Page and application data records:
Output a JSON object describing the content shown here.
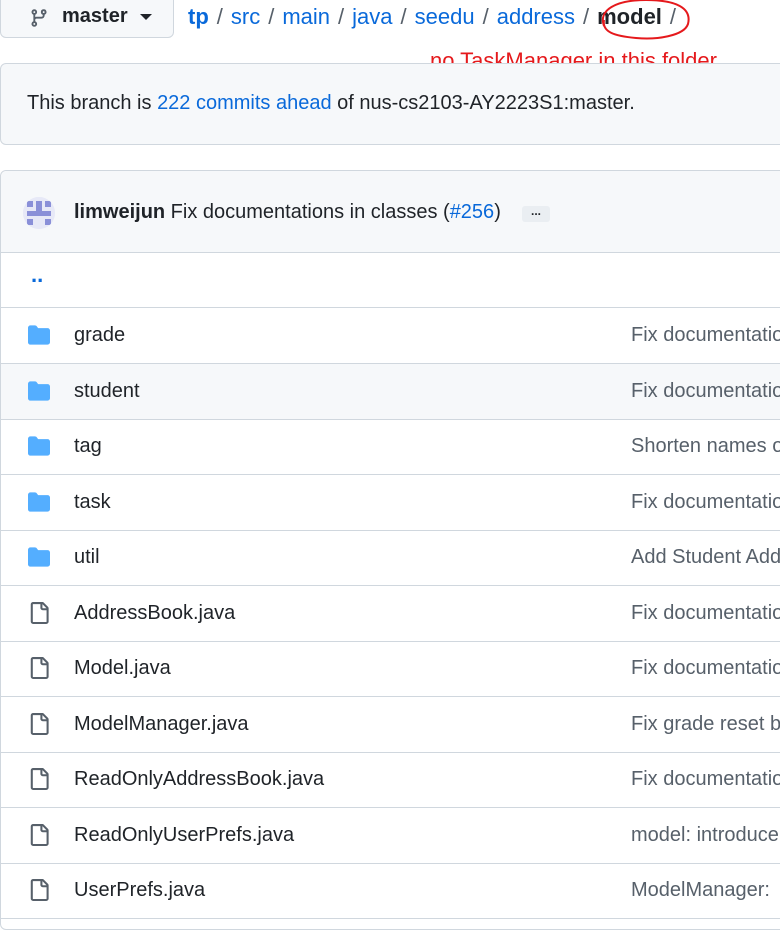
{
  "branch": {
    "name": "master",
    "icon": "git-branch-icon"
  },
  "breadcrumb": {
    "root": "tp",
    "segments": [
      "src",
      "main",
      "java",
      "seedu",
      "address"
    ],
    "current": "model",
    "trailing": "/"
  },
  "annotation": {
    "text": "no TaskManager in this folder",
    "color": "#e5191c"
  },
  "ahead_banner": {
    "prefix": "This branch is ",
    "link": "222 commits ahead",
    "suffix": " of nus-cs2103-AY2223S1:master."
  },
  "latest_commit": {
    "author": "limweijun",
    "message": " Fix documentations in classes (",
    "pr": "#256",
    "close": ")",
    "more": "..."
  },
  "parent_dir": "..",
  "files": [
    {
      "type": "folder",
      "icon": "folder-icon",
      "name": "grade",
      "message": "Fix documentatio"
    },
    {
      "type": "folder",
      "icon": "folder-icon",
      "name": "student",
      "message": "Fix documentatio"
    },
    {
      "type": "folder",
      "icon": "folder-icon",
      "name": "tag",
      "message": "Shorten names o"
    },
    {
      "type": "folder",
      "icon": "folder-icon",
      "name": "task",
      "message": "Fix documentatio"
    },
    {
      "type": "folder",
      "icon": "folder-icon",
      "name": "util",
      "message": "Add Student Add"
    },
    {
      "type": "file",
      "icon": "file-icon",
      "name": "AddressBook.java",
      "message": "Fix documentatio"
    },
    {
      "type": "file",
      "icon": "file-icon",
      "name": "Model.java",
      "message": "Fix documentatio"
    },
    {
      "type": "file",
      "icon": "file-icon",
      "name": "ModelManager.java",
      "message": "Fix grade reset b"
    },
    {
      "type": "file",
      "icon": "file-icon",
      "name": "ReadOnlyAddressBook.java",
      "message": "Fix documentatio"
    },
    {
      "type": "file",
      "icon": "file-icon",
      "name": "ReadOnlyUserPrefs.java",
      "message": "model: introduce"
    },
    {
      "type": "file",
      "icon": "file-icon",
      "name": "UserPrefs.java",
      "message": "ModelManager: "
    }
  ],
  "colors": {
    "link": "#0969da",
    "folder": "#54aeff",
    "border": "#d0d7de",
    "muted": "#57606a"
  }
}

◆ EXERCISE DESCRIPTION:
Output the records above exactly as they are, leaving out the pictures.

◆ SOLUTION:
Output a JSON object describing the content shown here.
{
  "branch": {
    "name": "master",
    "icon": "git-branch-icon"
  },
  "breadcrumb": {
    "root": "tp",
    "segments": [
      "src",
      "main",
      "java",
      "seedu",
      "address"
    ],
    "current": "model",
    "trailing": "/"
  },
  "annotation": {
    "text": "no TaskManager in this folder",
    "color": "#e5191c"
  },
  "ahead_banner": {
    "prefix": "This branch is ",
    "link": "222 commits ahead",
    "suffix": " of nus-cs2103-AY2223S1:master."
  },
  "latest_commit": {
    "author": "limweijun",
    "message": " Fix documentations in classes (",
    "pr": "#256",
    "close": ")",
    "more": "..."
  },
  "parent_dir": "..",
  "files": [
    {
      "type": "folder",
      "icon": "folder-icon",
      "name": "grade",
      "message": "Fix documentatio"
    },
    {
      "type": "folder",
      "icon": "folder-icon",
      "name": "student",
      "message": "Fix documentatio"
    },
    {
      "type": "folder",
      "icon": "folder-icon",
      "name": "tag",
      "message": "Shorten names o"
    },
    {
      "type": "folder",
      "icon": "folder-icon",
      "name": "task",
      "message": "Fix documentatio"
    },
    {
      "type": "folder",
      "icon": "folder-icon",
      "name": "util",
      "message": "Add Student Add"
    },
    {
      "type": "file",
      "icon": "file-icon",
      "name": "AddressBook.java",
      "message": "Fix documentatio"
    },
    {
      "type": "file",
      "icon": "file-icon",
      "name": "Model.java",
      "message": "Fix documentatio"
    },
    {
      "type": "file",
      "icon": "file-icon",
      "name": "ModelManager.java",
      "message": "Fix grade reset b"
    },
    {
      "type": "file",
      "icon": "file-icon",
      "name": "ReadOnlyAddressBook.java",
      "message": "Fix documentatio"
    },
    {
      "type": "file",
      "icon": "file-icon",
      "name": "ReadOnlyUserPrefs.java",
      "message": "model: introduce"
    },
    {
      "type": "file",
      "icon": "file-icon",
      "name": "UserPrefs.java",
      "message": "ModelManager: "
    }
  ],
  "colors": {
    "link": "#0969da",
    "folder": "#54aeff",
    "border": "#d0d7de",
    "muted": "#57606a"
  }
}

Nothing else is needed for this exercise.